Sacrifice ISO for shutter speed. You may not be able to blow the picture up to poster size due to grain, but you will be able to capture interesting moments. This image was shot at f/6.3, ISO 400 for 1/1250 second. This allowed me to capture the detail in the water. Had I been using my usual f/8, ISO100, my shutter speed would have been closer to 1/125 and most of the image would be blurry.
Try for detail. I have never seen a reindeer antler and never seen an antler in velvet up close. The reindeer were all hanging around by a fence in a dark corner, so there was really no opportunity to get a decent reindeer picture. But, the antlers were fascinating to me. There seemed to be no rhyme or reason as to how they grow or why they take the shapes they do. So I took this as an opportunity to study the antlers just in case I someday get the opportunity to shoot caribou in the wild. (Reindeer are domesticated caribou).
Try for personality. Some of my most successful wildlife shots are not ‘great’ wildlife shots, but excellent expressive shots. People love to relate to wild animals on a human level.
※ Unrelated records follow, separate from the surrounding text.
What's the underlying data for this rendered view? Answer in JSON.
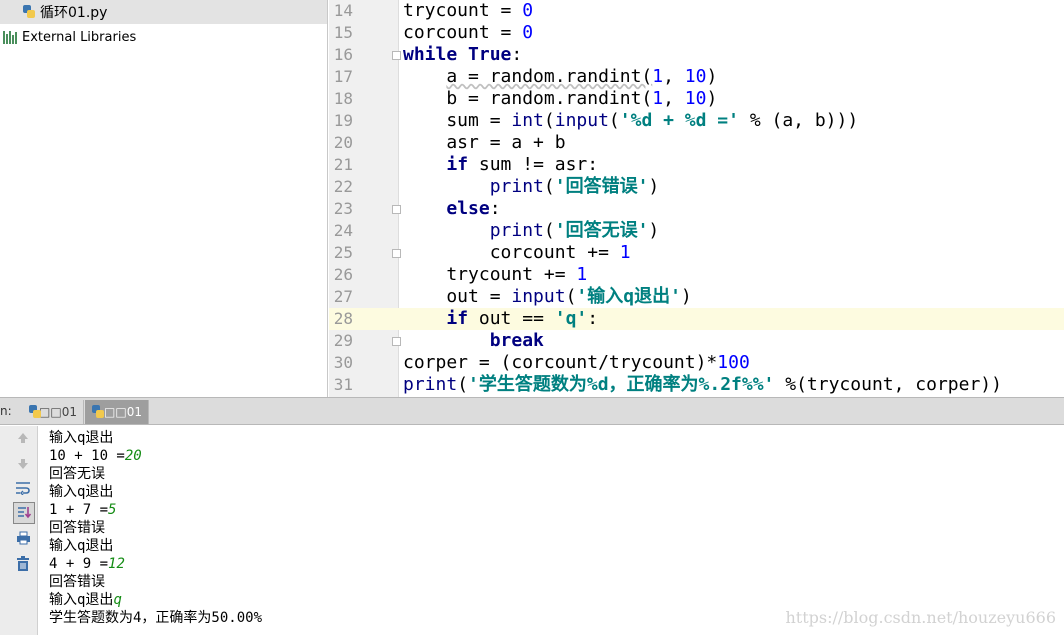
{
  "project_tree": {
    "file_name": "循环01.py",
    "libraries_label": "External Libraries"
  },
  "editor": {
    "current_line": 28,
    "lines": [
      {
        "n": "14",
        "tokens": [
          {
            "t": "trycount = "
          },
          {
            "t": "0",
            "c": "num"
          }
        ]
      },
      {
        "n": "15",
        "tokens": [
          {
            "t": "corcount = "
          },
          {
            "t": "0",
            "c": "num"
          }
        ]
      },
      {
        "n": "16",
        "fold": true,
        "tokens": [
          {
            "t": "while ",
            "c": "kw"
          },
          {
            "t": "True",
            "c": "kw"
          },
          {
            "t": ":"
          }
        ]
      },
      {
        "n": "17",
        "tokens": [
          {
            "t": "    "
          },
          {
            "t": "a = random.randint(",
            "c": "squig"
          },
          {
            "t": "1",
            "c": "num"
          },
          {
            "t": ", "
          },
          {
            "t": "10",
            "c": "num"
          },
          {
            "t": ")"
          }
        ]
      },
      {
        "n": "18",
        "tokens": [
          {
            "t": "    b = random.randint("
          },
          {
            "t": "1",
            "c": "num"
          },
          {
            "t": ", "
          },
          {
            "t": "10",
            "c": "num"
          },
          {
            "t": ")"
          }
        ]
      },
      {
        "n": "19",
        "tokens": [
          {
            "t": "    sum = "
          },
          {
            "t": "int",
            "c": "bi"
          },
          {
            "t": "("
          },
          {
            "t": "input",
            "c": "bi"
          },
          {
            "t": "("
          },
          {
            "t": "'%d + %d ='",
            "c": "str"
          },
          {
            "t": " % (a, b)))"
          }
        ]
      },
      {
        "n": "20",
        "tokens": [
          {
            "t": "    asr = a + b"
          }
        ]
      },
      {
        "n": "21",
        "tokens": [
          {
            "t": "    "
          },
          {
            "t": "if",
            "c": "kw"
          },
          {
            "t": " sum != asr:"
          }
        ]
      },
      {
        "n": "22",
        "tokens": [
          {
            "t": "        "
          },
          {
            "t": "print",
            "c": "bi"
          },
          {
            "t": "("
          },
          {
            "t": "'回答错误'",
            "c": "str"
          },
          {
            "t": ")"
          }
        ]
      },
      {
        "n": "23",
        "fold": true,
        "tokens": [
          {
            "t": "    "
          },
          {
            "t": "else",
            "c": "kw"
          },
          {
            "t": ":"
          }
        ]
      },
      {
        "n": "24",
        "tokens": [
          {
            "t": "        "
          },
          {
            "t": "print",
            "c": "bi"
          },
          {
            "t": "("
          },
          {
            "t": "'回答无误'",
            "c": "str"
          },
          {
            "t": ")"
          }
        ]
      },
      {
        "n": "25",
        "fold": true,
        "tokens": [
          {
            "t": "        corcount += "
          },
          {
            "t": "1",
            "c": "num"
          }
        ]
      },
      {
        "n": "26",
        "tokens": [
          {
            "t": "    trycount += "
          },
          {
            "t": "1",
            "c": "num"
          }
        ]
      },
      {
        "n": "27",
        "tokens": [
          {
            "t": "    out = "
          },
          {
            "t": "input",
            "c": "bi"
          },
          {
            "t": "("
          },
          {
            "t": "'输入q退出'",
            "c": "str"
          },
          {
            "t": ")"
          }
        ]
      },
      {
        "n": "28",
        "tokens": [
          {
            "t": "    "
          },
          {
            "t": "if",
            "c": "kw"
          },
          {
            "t": " out == "
          },
          {
            "t": "'q'",
            "c": "str"
          },
          {
            "t": ":"
          }
        ]
      },
      {
        "n": "29",
        "fold": true,
        "tokens": [
          {
            "t": "        "
          },
          {
            "t": "break",
            "c": "kw"
          }
        ]
      },
      {
        "n": "30",
        "tokens": [
          {
            "t": "corper = (corcount/trycount)*"
          },
          {
            "t": "100",
            "c": "num"
          }
        ]
      },
      {
        "n": "31",
        "tokens": [
          {
            "t": "print",
            "c": "bi"
          },
          {
            "t": "("
          },
          {
            "t": "'学生答题数为%d，正确率为%.2f%%'",
            "c": "str"
          },
          {
            "t": " %(trycount, corper))"
          }
        ]
      }
    ]
  },
  "run_window": {
    "label": "n:",
    "tabs": [
      {
        "label": "□□01",
        "active": false
      },
      {
        "label": "□□01",
        "active": true
      }
    ],
    "icons": [
      "up-arrow-icon",
      "down-arrow-icon",
      "soft-wrap-icon",
      "scroll-to-end-icon",
      "print-icon",
      "trash-icon"
    ]
  },
  "console": {
    "lines": [
      [
        {
          "t": "输入q退出"
        }
      ],
      [
        {
          "t": "10 + 10 ="
        },
        {
          "t": "20",
          "c": "cin"
        }
      ],
      [
        {
          "t": "回答无误"
        }
      ],
      [
        {
          "t": "输入q退出"
        }
      ],
      [
        {
          "t": "1 + 7 ="
        },
        {
          "t": "5",
          "c": "cin"
        }
      ],
      [
        {
          "t": "回答错误"
        }
      ],
      [
        {
          "t": "输入q退出"
        }
      ],
      [
        {
          "t": "4 + 9 ="
        },
        {
          "t": "12",
          "c": "cin"
        }
      ],
      [
        {
          "t": "回答错误"
        }
      ],
      [
        {
          "t": "输入q退出"
        },
        {
          "t": "q",
          "c": "cin"
        }
      ],
      [
        {
          "t": "学生答题数为4，正确率为50.00%"
        }
      ]
    ],
    "watermark": "https://blog.csdn.net/houzeyu666"
  }
}
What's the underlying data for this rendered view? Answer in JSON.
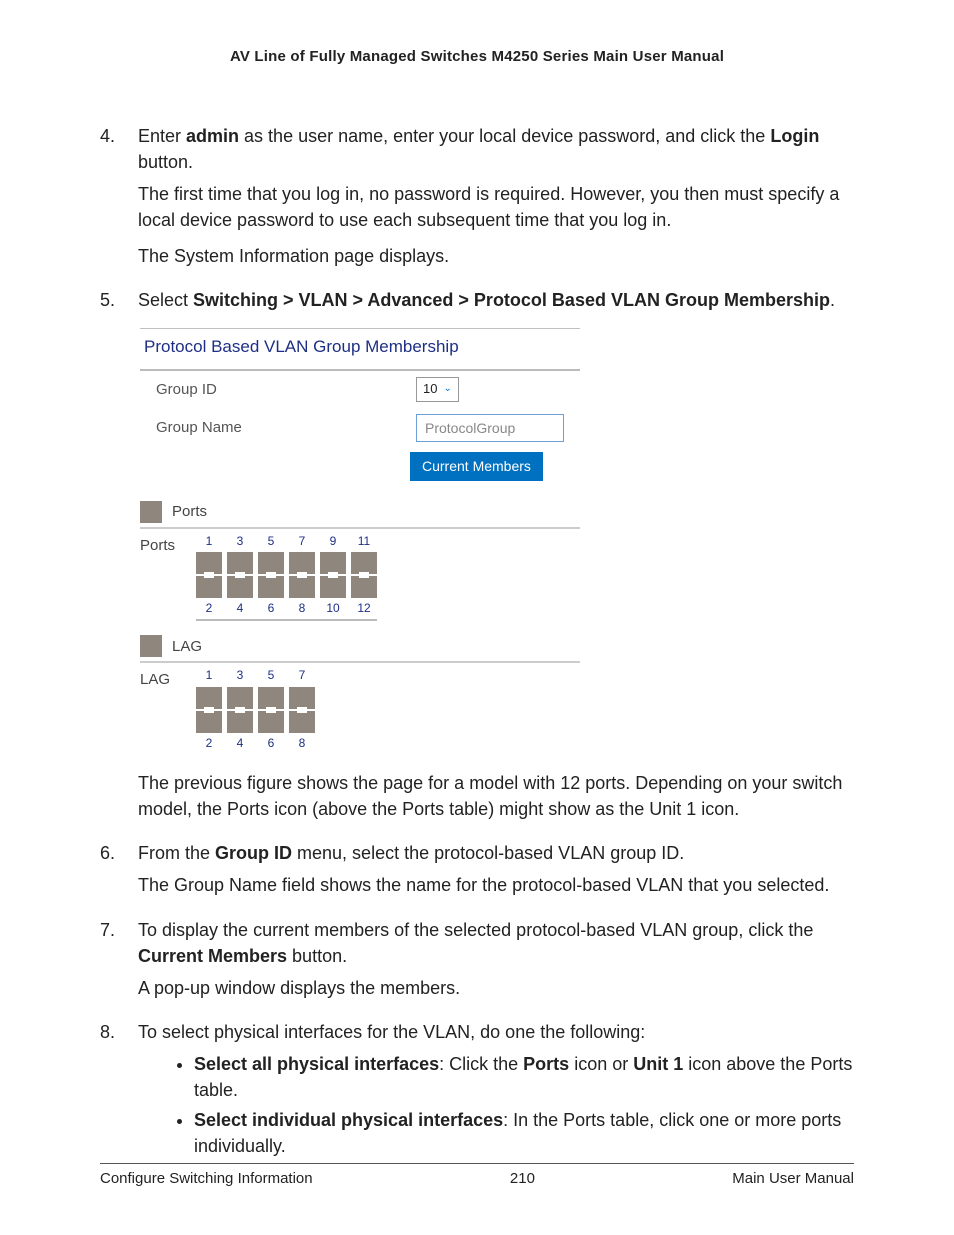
{
  "header": {
    "title": "AV Line of Fully Managed Switches M4250 Series Main User Manual"
  },
  "steps": {
    "s4": {
      "p1a": "Enter ",
      "p1b": "admin",
      "p1c": " as the user name, enter your local device password, and click the ",
      "p1d": "Login",
      "p1e": " button.",
      "p2": "The first time that you log in, no password is required. However, you then must specify a local device password to use each subsequent time that you log in.",
      "p3": "The System Information page displays."
    },
    "s5": {
      "p1a": "Select ",
      "p1b": "Switching > VLAN > Advanced > Protocol Based VLAN Group Membership",
      "p1c": ".",
      "p2": "The previous figure shows the page for a model with 12 ports. Depending on your switch model, the Ports icon (above the Ports table) might show as the Unit 1 icon."
    },
    "s6": {
      "p1a": "From the ",
      "p1b": "Group ID",
      "p1c": " menu, select the protocol-based VLAN group ID.",
      "p2": "The Group Name field shows the name for the protocol-based VLAN that you selected."
    },
    "s7": {
      "p1a": "To display the current members of the selected protocol-based VLAN group, click the ",
      "p1b": "Current Members",
      "p1c": " button.",
      "p2": "A pop-up window displays the members."
    },
    "s8": {
      "p1": "To select physical interfaces for the VLAN, do one the following:",
      "b1a": "Select all physical interfaces",
      "b1b": ": Click the ",
      "b1c": "Ports",
      "b1d": " icon or ",
      "b1e": "Unit 1",
      "b1f": " icon above the Ports table.",
      "b2a": "Select individual physical interfaces",
      "b2b": ": In the Ports table, click one or more ports individually."
    }
  },
  "figure": {
    "title": "Protocol Based VLAN Group Membership",
    "groupIdLabel": "Group ID",
    "groupIdValue": "10",
    "groupNameLabel": "Group Name",
    "groupNamePlaceholder": "ProtocolGroup",
    "currentMembers": "Current Members",
    "portsHead": "Ports",
    "portsLabel": "Ports",
    "lagHead": "LAG",
    "lagLabel": "LAG",
    "portsTop": [
      "1",
      "3",
      "5",
      "7",
      "9",
      "11"
    ],
    "portsBottom": [
      "2",
      "4",
      "6",
      "8",
      "10",
      "12"
    ],
    "lagTop": [
      "1",
      "3",
      "5",
      "7"
    ],
    "lagBottom": [
      "2",
      "4",
      "6",
      "8"
    ]
  },
  "footer": {
    "left": "Configure Switching Information",
    "center": "210",
    "right": "Main User Manual"
  }
}
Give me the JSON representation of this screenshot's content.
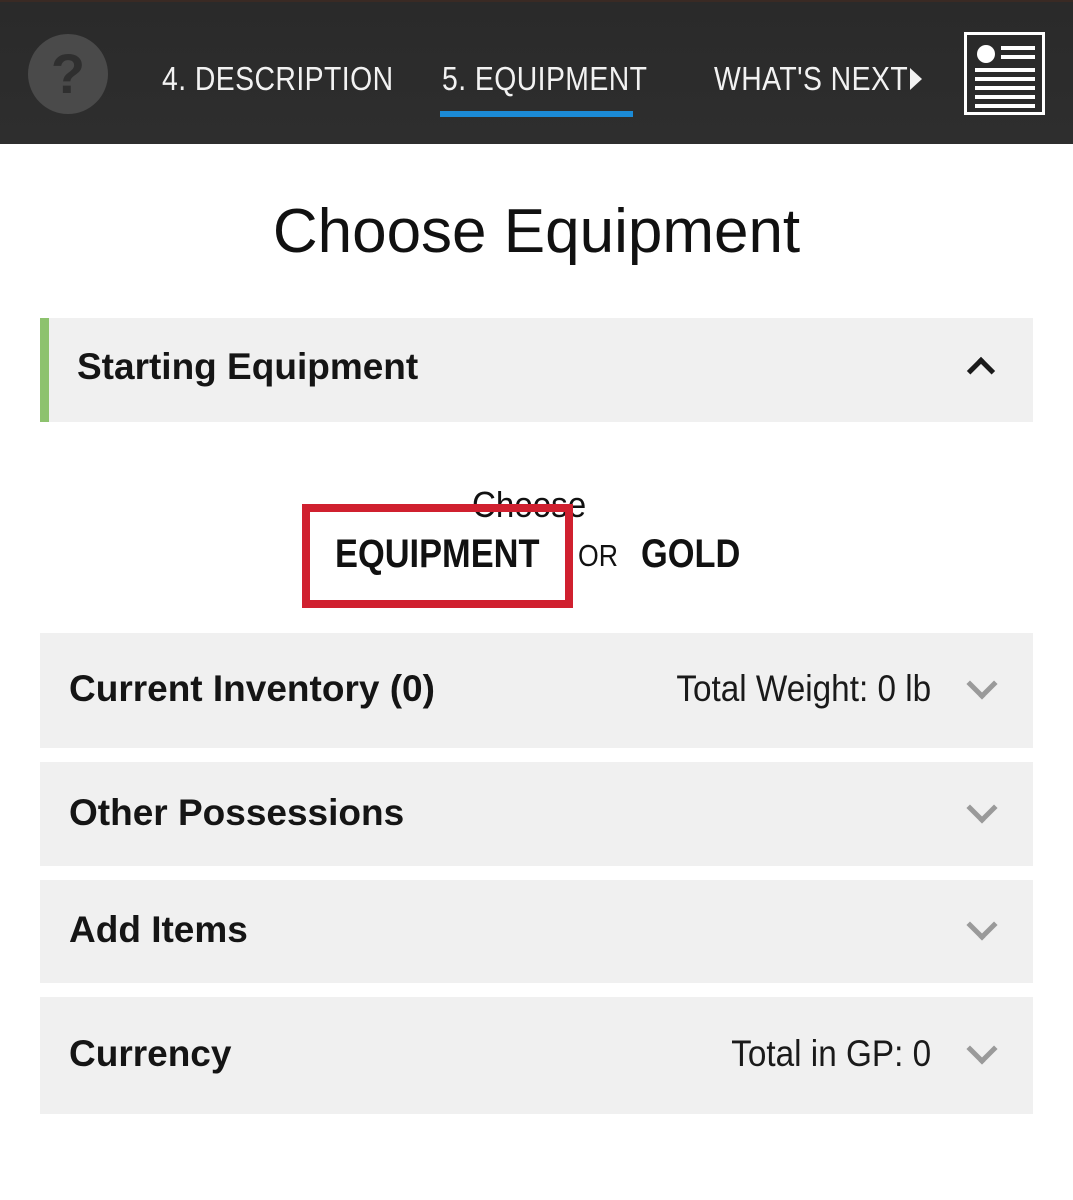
{
  "nav": {
    "help_glyph": "?",
    "tabs": [
      {
        "label": "4. DESCRIPTION"
      },
      {
        "label": "5. EQUIPMENT"
      },
      {
        "label": "WHAT'S NEXT"
      }
    ],
    "active_tab": "5. EQUIPMENT",
    "accent_color": "#1b8ad6",
    "icons": {
      "help": "question-icon",
      "next": "triangle-right-icon",
      "sheet": "character-sheet-icon"
    }
  },
  "page": {
    "title": "Choose Equipment"
  },
  "starting_equipment": {
    "title": "Starting Equipment",
    "expanded": true,
    "accent_color": "#8dc26e",
    "choose_label": "Choose",
    "option_equipment": "EQUIPMENT",
    "option_or": "OR",
    "option_gold": "GOLD",
    "highlight_color": "#d0202f"
  },
  "sections": {
    "inventory": {
      "title": "Current Inventory (0)",
      "meta": "Total Weight: 0 lb"
    },
    "other": {
      "title": "Other Possessions"
    },
    "add_items": {
      "title": "Add Items"
    },
    "currency": {
      "title": "Currency",
      "meta": "Total in GP: 0"
    }
  }
}
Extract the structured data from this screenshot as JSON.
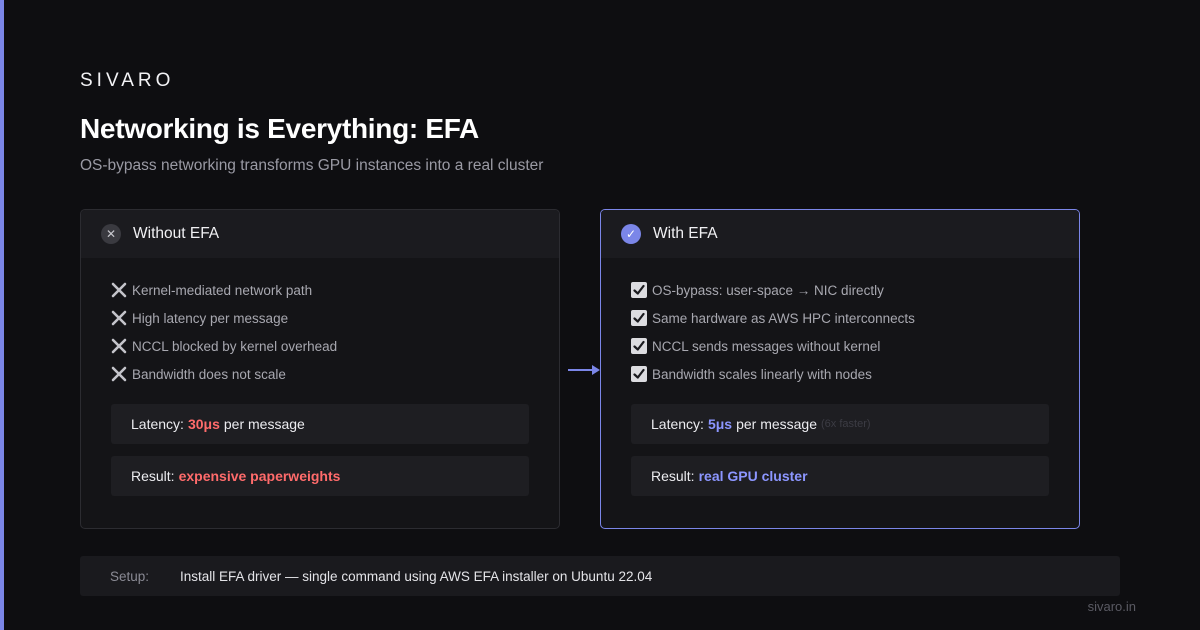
{
  "brand": "SIVARO",
  "title": "Networking is Everything: EFA",
  "subtitle": "OS-bypass networking transforms GPU instances into a real cluster",
  "colors": {
    "accent": "#7b86e8",
    "bad": "#ff6b6b",
    "good": "#8c96ff",
    "background": "#0e0e11"
  },
  "without": {
    "heading": "Without EFA",
    "icon": "close-icon",
    "items": [
      "Kernel-mediated network path",
      "High latency per message",
      "NCCL blocked by kernel overhead",
      "Bandwidth does not scale"
    ],
    "latency_label": "Latency:",
    "latency_value": "30μs",
    "latency_suffix": "per message",
    "result_label": "Result:",
    "result_value": "expensive paperweights"
  },
  "with": {
    "heading": "With EFA",
    "icon": "check-icon",
    "items": [
      "OS-bypass: user-space → NIC directly",
      "Same hardware as AWS HPC interconnects",
      "NCCL sends messages without kernel",
      "Bandwidth scales linearly with nodes"
    ],
    "latency_label": "Latency:",
    "latency_value": "5μs",
    "latency_suffix": "per message",
    "latency_note": "(6x faster)",
    "result_label": "Result:",
    "result_value": "real GPU cluster"
  },
  "setup": {
    "label": "Setup:",
    "text": "Install EFA driver — single command using AWS EFA installer on Ubuntu 22.04"
  },
  "footer": "sivaro.in"
}
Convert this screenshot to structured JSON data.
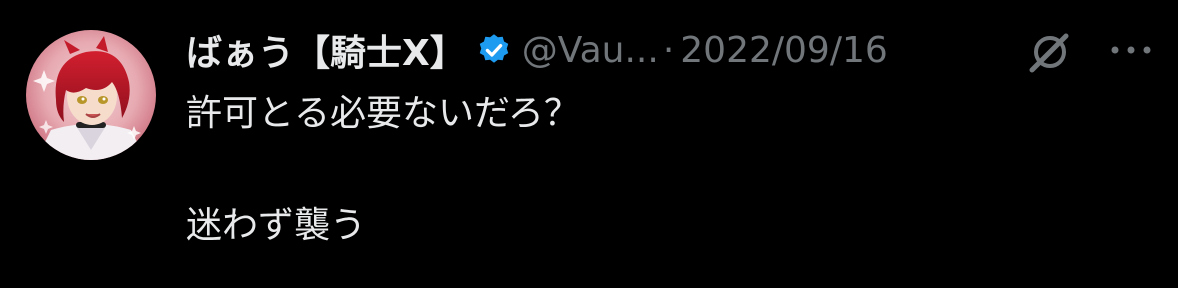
{
  "tweet": {
    "author": {
      "display_name": "ばぁう【騎士X】",
      "handle": "@Vau...",
      "verified": true,
      "avatar_icon": "avatar-red-haired-character"
    },
    "separator": "·",
    "date": "2022/09/16",
    "text_lines": [
      "許可とる必要ないだろ？",
      "",
      "迷わず襲う"
    ],
    "icons": {
      "grok": "grok-icon",
      "more": "more-options-icon",
      "verified": "verified-badge-icon"
    }
  },
  "colors": {
    "background": "#000000",
    "primary_text": "#e7e9ea",
    "secondary_text": "#71767b",
    "verified_blue": "#1d9bf0"
  }
}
Be patient. Sometimes, animals (or people for that matter) just won’t cooperate. They eat, they sleep, they hide, they make it impossible to get a great shot. But, just like waiting for a sunrise or sunset, sometimes you just have to wait them out. Had I been a little more patient on this day, I could have had an image of a momma grizzly and cub playing in the water. Instead, I got them eating grass.
And some days, no matter what you do, the animals just won’t cooperate. You just have to get what you can and learn from the results. When we lived in Washington, DC, I used to go to the National Zoo about once per month. The Zoo opens officially at 10AM, but they allowed people in at 8AM for jogging, wandering, and whatever else. Because the zoo was almost always empty at that time, I found it very easy to sit in one spot for a couple of hours and study the animals I was shooting. I learned a lot about them and could pick out specific animals by their movements and how they acted. This greatly helped my wildlife shooting. Some days I would return with fifty images, some days 400. But, if I had just one image that captured an animal and his/her personality in full, I was ecstatic. It’s the little things, I guess. Practice, lots and lots of practice, makes a good photographer; owning the best/newest equipment just makes practicing easier.
While I got no ‘iconic’ images at AWCC, I did learn quite a bit, had a wonderful day watching wildlife, and got to get up close with many animals I had not had a chance to shoot before.